Saskatchewan is the richest province in Canada, according to Don Cherry. That was one of the arguments he used during Coach’s Corner to argue that Saskatoon, Saskatchewan is worthy of an NHL team.
In response to the smirk that’s probably on your face, Cherry went on to say that people laughed when he said that Winnipeg would get a team and sure enough, the NHL has returned to that city. However, we do see one issue with Cherry’s logic.
Winnipeg’s metropolitan area has a population of 730,018, which is small by NHL standards. Compare that to Saskatoon’s metropolitan area, which is currently home to 260,600 people according to the 2011 Census report. Although, based on figures provided by Cherry, that number balloons to 400,000 if you widen the range to 80 miles. That’s a distance that apparently “means nothing” out west, according to Cherry. So if you count everyone within 80 miles of Saskatoon and assume that a healthy chunk of them would be willing to drive that distance on a regular basis for the sake of regular season NHL hockey, the number still pales in comparison to Winnipeg. That’s not even touching things like TV ratings.
Saskatchewan certainly sounds like a tough sell to us.
Zack Kassian may have avoided major injuries stemming from his Sunday car accident, but it likely sent the signal that he may need help.
The response: he was placed in Stage Two of the Substance Abuse and Behavioral Health Program (SABH) of the NHL and NHLPA on Monday.
According to the league’s release, Kassian “will be suspended without pay until cleared for on-ice competition by the program administrators.”
Speaking of being suspended without pay, here’s a key detail:
The 24-year-old ended up with a broken nose and broken foot from that accident.
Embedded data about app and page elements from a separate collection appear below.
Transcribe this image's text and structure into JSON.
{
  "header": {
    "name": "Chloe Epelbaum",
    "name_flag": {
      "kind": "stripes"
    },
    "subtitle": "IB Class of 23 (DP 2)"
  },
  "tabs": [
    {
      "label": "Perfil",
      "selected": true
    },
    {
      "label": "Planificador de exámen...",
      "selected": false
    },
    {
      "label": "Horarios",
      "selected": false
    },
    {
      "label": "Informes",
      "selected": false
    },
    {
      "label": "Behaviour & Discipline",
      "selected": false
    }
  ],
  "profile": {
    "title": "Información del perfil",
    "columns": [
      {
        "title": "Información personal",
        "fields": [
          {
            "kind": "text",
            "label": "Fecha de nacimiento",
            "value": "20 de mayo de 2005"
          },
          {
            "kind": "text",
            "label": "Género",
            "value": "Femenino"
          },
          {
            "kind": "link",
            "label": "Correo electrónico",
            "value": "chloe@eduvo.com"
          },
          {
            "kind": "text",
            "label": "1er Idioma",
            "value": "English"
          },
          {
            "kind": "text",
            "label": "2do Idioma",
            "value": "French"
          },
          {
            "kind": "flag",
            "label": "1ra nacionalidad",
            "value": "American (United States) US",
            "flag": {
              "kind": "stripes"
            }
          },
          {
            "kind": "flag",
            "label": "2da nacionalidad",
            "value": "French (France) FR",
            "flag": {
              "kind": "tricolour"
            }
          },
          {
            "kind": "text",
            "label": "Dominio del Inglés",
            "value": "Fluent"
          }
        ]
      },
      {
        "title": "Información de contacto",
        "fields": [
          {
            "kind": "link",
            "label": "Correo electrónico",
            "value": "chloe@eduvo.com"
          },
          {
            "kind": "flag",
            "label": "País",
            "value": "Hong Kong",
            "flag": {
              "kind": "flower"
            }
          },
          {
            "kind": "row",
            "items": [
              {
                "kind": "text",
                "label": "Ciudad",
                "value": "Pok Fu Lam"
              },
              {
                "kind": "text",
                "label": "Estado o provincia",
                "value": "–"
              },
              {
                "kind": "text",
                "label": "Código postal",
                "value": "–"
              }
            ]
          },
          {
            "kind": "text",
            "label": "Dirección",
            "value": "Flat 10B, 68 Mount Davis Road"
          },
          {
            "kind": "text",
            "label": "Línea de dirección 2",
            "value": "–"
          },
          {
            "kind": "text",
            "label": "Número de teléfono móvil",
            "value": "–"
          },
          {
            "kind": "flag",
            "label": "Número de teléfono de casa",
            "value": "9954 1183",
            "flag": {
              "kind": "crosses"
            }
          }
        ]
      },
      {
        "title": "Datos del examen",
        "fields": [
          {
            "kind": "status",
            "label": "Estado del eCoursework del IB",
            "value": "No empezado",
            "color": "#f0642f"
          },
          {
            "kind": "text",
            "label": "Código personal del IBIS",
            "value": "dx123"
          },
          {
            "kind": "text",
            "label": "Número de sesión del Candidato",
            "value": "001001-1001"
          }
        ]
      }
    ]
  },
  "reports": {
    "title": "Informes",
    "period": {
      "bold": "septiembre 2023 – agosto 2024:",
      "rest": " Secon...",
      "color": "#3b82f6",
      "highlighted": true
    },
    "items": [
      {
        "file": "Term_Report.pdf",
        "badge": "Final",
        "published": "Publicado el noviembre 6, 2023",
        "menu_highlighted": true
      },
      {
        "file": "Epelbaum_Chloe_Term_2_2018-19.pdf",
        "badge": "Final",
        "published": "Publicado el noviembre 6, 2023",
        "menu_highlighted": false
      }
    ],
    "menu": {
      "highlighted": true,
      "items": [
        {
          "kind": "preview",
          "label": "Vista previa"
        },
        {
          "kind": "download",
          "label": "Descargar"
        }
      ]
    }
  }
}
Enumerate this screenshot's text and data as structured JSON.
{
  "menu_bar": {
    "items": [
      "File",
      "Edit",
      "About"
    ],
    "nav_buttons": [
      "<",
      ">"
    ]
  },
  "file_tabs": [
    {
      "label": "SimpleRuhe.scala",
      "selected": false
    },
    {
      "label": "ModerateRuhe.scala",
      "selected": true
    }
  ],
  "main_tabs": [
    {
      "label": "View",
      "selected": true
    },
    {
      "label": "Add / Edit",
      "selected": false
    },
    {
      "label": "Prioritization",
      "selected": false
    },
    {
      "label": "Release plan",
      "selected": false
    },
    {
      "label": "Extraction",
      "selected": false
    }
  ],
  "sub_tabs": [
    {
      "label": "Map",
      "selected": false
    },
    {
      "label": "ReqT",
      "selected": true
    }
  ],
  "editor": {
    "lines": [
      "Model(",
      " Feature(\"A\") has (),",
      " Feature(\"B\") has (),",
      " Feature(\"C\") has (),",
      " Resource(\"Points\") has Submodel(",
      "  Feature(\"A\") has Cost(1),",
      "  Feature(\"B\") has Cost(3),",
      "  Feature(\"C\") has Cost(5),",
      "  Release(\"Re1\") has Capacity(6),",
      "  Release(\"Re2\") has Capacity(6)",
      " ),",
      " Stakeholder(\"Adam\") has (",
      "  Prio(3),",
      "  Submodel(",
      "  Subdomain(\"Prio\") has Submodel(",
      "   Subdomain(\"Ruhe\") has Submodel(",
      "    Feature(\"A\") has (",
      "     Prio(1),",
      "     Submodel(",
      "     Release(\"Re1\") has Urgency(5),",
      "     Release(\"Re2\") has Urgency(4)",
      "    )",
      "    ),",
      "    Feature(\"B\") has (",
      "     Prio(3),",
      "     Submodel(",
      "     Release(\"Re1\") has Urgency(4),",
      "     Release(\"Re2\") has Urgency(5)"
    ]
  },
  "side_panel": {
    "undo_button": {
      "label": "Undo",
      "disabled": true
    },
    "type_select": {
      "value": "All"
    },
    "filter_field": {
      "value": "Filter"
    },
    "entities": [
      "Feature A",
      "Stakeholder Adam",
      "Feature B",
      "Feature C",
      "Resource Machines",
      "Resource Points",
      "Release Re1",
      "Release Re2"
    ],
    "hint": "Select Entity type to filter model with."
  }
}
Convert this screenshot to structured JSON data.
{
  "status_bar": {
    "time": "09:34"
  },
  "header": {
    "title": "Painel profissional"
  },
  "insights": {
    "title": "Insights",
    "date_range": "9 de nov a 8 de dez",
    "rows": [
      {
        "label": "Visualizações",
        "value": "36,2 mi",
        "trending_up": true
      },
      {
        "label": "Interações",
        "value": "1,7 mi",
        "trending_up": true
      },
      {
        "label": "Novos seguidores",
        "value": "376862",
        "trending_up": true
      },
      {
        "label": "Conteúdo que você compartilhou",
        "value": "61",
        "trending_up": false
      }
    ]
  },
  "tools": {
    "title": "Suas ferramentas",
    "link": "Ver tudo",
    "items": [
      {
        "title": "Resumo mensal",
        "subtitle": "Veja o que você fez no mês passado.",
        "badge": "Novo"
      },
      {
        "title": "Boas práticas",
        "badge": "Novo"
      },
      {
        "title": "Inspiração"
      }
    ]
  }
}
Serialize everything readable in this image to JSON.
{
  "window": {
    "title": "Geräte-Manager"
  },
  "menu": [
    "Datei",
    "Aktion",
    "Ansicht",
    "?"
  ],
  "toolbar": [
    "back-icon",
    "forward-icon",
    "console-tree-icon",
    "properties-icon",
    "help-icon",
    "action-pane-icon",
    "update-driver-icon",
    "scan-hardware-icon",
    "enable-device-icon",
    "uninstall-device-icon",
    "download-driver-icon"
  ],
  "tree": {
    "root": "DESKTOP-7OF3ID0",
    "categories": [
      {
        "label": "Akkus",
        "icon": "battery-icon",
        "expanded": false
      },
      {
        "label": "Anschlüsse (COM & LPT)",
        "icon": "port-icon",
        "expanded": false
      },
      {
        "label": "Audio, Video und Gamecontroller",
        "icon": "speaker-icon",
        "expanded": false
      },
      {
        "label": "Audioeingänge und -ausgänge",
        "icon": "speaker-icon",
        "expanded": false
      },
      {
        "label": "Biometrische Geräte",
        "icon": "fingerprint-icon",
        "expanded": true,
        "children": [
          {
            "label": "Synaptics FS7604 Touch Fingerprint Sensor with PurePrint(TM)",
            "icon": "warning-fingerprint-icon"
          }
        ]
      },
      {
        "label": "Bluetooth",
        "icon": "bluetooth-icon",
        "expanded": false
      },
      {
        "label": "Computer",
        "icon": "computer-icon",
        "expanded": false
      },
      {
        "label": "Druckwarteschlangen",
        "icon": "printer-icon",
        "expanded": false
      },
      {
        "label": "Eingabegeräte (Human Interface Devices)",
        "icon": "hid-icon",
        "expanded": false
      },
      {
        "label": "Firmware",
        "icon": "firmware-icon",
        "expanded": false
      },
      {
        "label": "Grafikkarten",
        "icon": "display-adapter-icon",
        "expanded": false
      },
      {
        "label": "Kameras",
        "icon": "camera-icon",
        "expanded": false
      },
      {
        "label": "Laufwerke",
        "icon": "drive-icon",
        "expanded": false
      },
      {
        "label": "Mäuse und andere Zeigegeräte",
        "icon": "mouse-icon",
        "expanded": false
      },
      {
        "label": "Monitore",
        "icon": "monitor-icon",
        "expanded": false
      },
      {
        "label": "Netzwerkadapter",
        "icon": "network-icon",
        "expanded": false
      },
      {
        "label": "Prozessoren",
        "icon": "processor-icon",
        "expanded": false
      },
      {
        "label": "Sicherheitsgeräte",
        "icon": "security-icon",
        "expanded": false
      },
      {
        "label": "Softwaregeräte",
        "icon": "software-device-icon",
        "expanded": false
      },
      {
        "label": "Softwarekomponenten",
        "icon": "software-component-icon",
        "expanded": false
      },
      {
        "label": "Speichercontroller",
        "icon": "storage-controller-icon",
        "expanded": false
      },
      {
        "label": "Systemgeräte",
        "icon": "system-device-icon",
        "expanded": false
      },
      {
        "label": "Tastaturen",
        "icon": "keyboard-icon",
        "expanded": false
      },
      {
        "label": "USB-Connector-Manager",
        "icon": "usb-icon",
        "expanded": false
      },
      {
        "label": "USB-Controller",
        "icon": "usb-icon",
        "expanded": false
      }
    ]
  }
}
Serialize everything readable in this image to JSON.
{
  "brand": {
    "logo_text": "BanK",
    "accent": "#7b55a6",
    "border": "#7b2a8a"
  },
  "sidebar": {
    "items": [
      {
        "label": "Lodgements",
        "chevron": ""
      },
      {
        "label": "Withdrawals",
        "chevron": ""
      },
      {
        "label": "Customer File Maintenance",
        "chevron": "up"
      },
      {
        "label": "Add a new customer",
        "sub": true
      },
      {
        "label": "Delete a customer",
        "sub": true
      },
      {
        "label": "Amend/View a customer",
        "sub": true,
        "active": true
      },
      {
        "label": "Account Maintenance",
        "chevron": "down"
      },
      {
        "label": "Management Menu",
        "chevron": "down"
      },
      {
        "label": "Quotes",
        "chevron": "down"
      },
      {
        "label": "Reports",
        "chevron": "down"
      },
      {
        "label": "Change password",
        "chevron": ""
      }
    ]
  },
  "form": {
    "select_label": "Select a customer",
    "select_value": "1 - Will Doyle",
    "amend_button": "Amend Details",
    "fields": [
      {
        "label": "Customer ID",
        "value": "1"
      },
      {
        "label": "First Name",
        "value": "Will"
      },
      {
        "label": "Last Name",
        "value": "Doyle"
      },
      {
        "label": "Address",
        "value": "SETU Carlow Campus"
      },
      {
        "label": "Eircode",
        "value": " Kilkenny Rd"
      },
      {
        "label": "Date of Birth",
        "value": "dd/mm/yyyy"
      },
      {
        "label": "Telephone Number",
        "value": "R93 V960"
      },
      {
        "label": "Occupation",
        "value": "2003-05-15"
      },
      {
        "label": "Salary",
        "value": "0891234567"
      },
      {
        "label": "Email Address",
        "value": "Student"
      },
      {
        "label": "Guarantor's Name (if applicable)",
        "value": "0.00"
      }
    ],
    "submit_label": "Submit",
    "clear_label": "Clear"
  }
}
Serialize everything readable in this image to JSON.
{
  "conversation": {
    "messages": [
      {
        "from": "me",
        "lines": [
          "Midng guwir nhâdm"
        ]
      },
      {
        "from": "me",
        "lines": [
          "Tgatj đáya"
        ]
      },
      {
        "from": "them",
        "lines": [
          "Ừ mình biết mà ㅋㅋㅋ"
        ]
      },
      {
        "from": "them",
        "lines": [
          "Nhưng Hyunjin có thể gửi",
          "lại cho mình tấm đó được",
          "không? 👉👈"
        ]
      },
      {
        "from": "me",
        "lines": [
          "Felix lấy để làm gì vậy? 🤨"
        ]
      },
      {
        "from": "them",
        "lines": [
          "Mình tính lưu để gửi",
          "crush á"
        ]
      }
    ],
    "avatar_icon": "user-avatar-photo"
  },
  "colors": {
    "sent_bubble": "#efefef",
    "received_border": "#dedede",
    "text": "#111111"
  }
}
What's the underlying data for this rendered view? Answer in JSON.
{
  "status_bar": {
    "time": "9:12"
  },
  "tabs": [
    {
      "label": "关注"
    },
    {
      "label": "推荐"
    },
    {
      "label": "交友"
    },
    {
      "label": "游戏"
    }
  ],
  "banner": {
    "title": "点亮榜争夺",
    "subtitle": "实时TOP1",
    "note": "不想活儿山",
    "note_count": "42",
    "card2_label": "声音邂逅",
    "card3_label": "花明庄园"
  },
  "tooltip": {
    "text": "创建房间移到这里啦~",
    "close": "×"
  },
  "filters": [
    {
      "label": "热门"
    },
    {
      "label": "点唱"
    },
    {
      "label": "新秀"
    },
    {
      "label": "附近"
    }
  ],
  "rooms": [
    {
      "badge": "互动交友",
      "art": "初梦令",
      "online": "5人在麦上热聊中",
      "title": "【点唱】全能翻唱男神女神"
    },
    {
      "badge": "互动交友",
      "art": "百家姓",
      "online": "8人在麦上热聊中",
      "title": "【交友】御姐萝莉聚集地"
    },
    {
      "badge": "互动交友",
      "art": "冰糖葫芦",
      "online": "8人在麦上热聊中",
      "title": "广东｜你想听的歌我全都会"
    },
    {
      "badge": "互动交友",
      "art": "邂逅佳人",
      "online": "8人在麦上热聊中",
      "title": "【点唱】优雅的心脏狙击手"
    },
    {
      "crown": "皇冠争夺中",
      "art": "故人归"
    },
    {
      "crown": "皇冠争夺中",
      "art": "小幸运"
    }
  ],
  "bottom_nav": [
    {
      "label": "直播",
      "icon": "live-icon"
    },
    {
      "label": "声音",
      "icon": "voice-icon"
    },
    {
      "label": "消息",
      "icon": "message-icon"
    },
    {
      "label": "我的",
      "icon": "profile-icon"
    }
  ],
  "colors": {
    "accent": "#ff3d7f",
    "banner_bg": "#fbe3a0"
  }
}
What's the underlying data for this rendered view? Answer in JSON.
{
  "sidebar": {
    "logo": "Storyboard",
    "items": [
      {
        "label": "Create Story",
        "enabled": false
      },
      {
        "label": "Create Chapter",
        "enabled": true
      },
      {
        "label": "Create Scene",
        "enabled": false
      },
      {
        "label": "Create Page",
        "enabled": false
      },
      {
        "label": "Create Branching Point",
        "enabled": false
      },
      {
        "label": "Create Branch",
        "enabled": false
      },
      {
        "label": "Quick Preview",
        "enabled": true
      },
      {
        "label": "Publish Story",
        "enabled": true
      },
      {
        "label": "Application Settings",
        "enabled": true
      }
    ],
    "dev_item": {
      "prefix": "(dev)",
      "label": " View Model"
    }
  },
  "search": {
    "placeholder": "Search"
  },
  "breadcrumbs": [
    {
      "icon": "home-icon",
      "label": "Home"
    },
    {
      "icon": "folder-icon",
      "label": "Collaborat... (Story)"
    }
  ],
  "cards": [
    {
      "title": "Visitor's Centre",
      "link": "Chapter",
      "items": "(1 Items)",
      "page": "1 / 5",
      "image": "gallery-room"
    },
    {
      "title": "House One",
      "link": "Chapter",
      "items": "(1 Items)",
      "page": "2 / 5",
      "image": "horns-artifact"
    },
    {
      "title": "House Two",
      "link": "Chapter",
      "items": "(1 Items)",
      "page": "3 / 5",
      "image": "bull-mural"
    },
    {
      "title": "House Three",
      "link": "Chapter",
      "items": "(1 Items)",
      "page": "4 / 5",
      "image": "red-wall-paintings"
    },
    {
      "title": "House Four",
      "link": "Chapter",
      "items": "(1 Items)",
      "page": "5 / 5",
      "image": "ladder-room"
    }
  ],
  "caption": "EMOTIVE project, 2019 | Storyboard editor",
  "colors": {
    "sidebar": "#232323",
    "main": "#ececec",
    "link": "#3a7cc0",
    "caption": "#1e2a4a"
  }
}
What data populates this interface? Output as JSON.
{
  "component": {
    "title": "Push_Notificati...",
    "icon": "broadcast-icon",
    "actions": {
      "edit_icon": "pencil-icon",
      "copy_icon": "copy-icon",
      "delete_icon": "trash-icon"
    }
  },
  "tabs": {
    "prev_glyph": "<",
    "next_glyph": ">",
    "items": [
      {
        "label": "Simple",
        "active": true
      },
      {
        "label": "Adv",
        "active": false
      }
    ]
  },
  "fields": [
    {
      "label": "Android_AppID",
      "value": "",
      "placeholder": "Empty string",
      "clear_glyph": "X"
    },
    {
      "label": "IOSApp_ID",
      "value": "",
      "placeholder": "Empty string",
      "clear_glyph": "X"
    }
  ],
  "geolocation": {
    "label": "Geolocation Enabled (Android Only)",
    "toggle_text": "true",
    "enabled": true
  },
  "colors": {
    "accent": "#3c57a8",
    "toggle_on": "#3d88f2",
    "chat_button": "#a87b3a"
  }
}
The 2015-16 season was set to be his first campaign in the Montreal Canadiens organization after a tumultuous time with the Vancouver Canucks.
Kassian spoke of becoming more mature heading to Montreal, but the Canadiens were critical of his actions, wondering how many wake-up calls someone can get.
In case you’re wondering about the difference between stage one and two:
Are the Philadelphia Flyers aiming for some sort of record when it comes to expensive (potential) healthy scratches?
While lineups are obviously subject to change, CSNPhilly.com notes that Vincent Lecavalier appears to be among a rather rich group of Flyers who are expected to sit during their season-opener.
Also likely to be in street clothes: Sam Gagner and Luke Schenn.
That’s $11.3 million in cap space rotting on the bench.
“I really don’t know what to say,” Lecavalier said. “I’ll practice hard and be ready when they call me up.”
The CSNPhilly.com quotes from Lecavalier, Gagner and Schenn only get sadder from there, a reminder that there are human beings attached to these numbers – whether you focus on disappointing stats or bloated salaries.
Flyers fans with the urge to reach for an Alka-Setzler can at least take some comfort in knowing that the team will see $6.8 million in savings after this season, as both Gagner and Schenn are on expiring deals.
It could be a long season, though, and this Lecavalier headache may not truly end until his contract expires following the 2017-18 campaign.